Chronic pain generally has a better prognosis if treated early in life. Children tend to respond well to multidisciplinary pain management combined with self-management, modified according to their age. If a family believes a child is living with pain, it is important to seek an assessment by a suitably qualified health professional. Should pain persist, the doctor can provide a referral to a paediatric pain specialist and/or paediatric pain clinic. For families in a regional area, this may require travel to a major city, however, there may be telehealth options available.
Help & Resources
Pain clinics & programs
- National Pain Services Directory: Current list of paediatric pain clinics in Australia
- Paediatric pain programs: Current list of paediatric pain programs in Australia
- PainBytes: an interactive website that helps children deal with chronic pain
- MYCAREPATH: Pain resource from the BC Children's Hospital
- Children and headache: Headache in children and adolescents information sheet
- www.schn.health.nsw.gov.au/fact-sheets/pain-the-facts (The Children's Hospital at Westmead)
- Tips for parents of teens with pain (Pelvic Pain Foundation of Australia)
- Tips for parenting a child with chronic pain (Psychology Today article)
- www.migrainetrust.org/living-with-migraine/coping-managing/young-people/ (The Migraine Trust)

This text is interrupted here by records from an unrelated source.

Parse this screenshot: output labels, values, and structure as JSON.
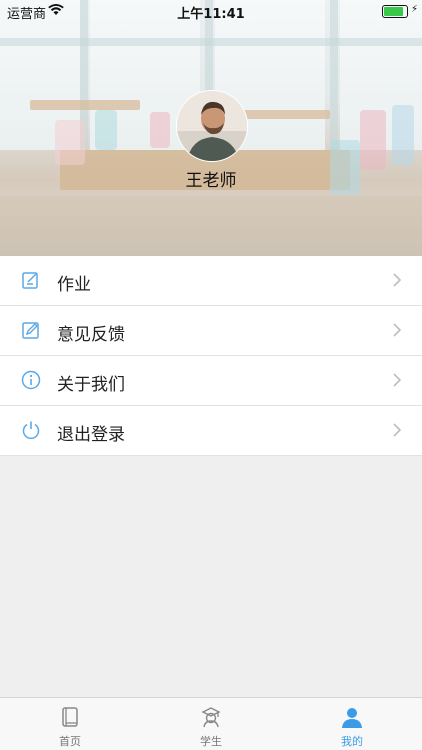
{
  "status_bar": {
    "carrier": "运营商",
    "time": "上午11:41"
  },
  "profile": {
    "name": "王老师"
  },
  "menu": [
    {
      "label": "作业",
      "icon": "edit-square-icon"
    },
    {
      "label": "意见反馈",
      "icon": "feedback-pencil-icon"
    },
    {
      "label": "关于我们",
      "icon": "info-icon"
    },
    {
      "label": "退出登录",
      "icon": "power-icon"
    }
  ],
  "tabbar": [
    {
      "label": "首页",
      "icon": "book-icon",
      "active": false
    },
    {
      "label": "学生",
      "icon": "student-icon",
      "active": false
    },
    {
      "label": "我的",
      "icon": "person-icon",
      "active": true
    }
  ],
  "colors": {
    "accent": "#3c9be6",
    "menu_icon": "#5aa9e6",
    "background": "#efefef"
  }
}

- The role of catastrophising in paediatric migraine (Neurology Advisor article)
- Pain after surgery in children and infants (IASP)
- Pain Concern